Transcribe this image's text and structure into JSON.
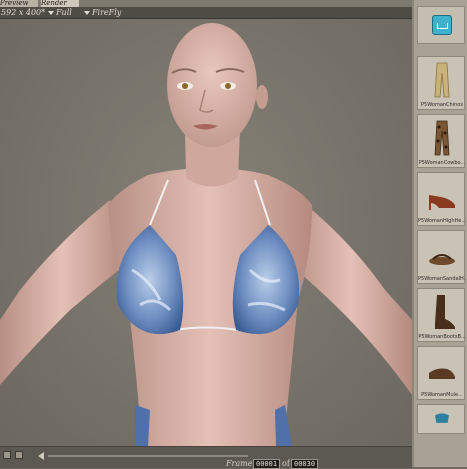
{
  "tabs": {
    "preview": "Preview",
    "render": "Render"
  },
  "toolbar": {
    "size": "592 x 400*",
    "mode": "Full",
    "renderer": "FireFly"
  },
  "library": {
    "items": [
      {
        "label": "P5WomanChinos",
        "icon": "pants-icon",
        "color": "#c8b27a"
      },
      {
        "label": "P5WomanCowbo...",
        "icon": "leopard-pants-icon",
        "color": "#5a4028"
      },
      {
        "label": "P5WomanHighHe...",
        "icon": "high-heel-icon",
        "color": "#8a3a1e"
      },
      {
        "label": "P5WomanSandalH...",
        "icon": "sandal-icon",
        "color": "#6e4a2a"
      },
      {
        "label": "P5WomanBootsB...",
        "icon": "boots-icon",
        "color": "#4a2e1c"
      },
      {
        "label": "P5WomanMule...",
        "icon": "mule-icon",
        "color": "#5a3a22"
      }
    ]
  },
  "timeline": {
    "frame_label": "Frame",
    "current_frame": "00001",
    "of": "of",
    "total_frames": "00030"
  }
}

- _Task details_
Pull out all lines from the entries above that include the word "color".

- _Solution for this problem_
        "color": "#c8b27a"
        "color": "#5a4028"
        "color": "#8a3a1e"
        "color": "#6e4a2a"
        "color": "#4a2e1c"
        "color": "#5a3a22"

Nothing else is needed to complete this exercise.